Of course, I had to look up the statistics and LEGO claims that it took more then 100,000 hours of model making to put together what you see today. More then 23 million bricks have been used to build these models. And they are spectacular. In general, they are built at a 1 to 20 scale. Most of the skyscraper are at a 1 to 70 scale.
In many cases, pushing a button will active some form of animation. Whether it is cows and chickens moving in a barn, a marching band in front of the U.S. Capital building, or making a Stormtrooper fly around a tree.
I found myself sitting on the ground to get a really good perspective of the models and their attention to detail. I was recently in San Francisco and was riveted by their version of that beautiful city. The New York skyline is an exhibit for an architecture class. The highlight of Washington D.C. is the animated marching band in front of the Capital building. Look deep inside of the Lincoln Memorial and you can see the statue of the legendary President. The Las Vegas scenes are as over the top as the city itself. My one let down was Southern California. Northern California is well represented by the San Francisco set but all points south are summed by RVs parked by the beach, the Griffith Observatory, the Hollywood Bowl, and LEGOLAND sign replacing the iconic Hollywood sign.
The lineup of famous buildings at the same scale in such close proximity was just a joy. Not only are the buildings something to look at, but also throughout the scenes are little vignettes of life such as band concerts, people picnicking, or folks lining up to view a parade.
Sadly, some of the models are beginning to fade from the sun. In many cases, the animation was broken such as the cable cars in San Francisco not running, the President’s motorcade stalled or other small details. But those are minor quibbles and something that a little TLC should fix.

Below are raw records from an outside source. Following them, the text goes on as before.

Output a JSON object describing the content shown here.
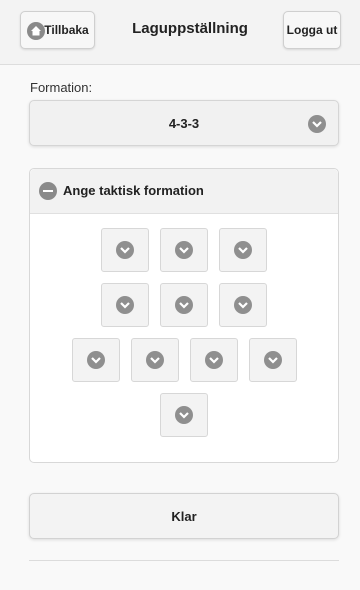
{
  "header": {
    "back_label": "Tillbaka",
    "title": "Laguppställning",
    "logout_label": "Logga ut"
  },
  "formation": {
    "label": "Formation:",
    "selected": "4-3-3"
  },
  "tactics": {
    "title": "Ange taktisk formation",
    "rows": [
      3,
      3,
      4,
      1
    ]
  },
  "actions": {
    "done_label": "Klar"
  }
}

In the end, I enjoyed my visit. The bathrooms were clean and plentiful, the employees were capable, and the food not bad. I know I will not be going back anytime soon but that has more to do with the fact the park is not targeting somebody like me then anything about the park itself.
For those that have visited, what do you think?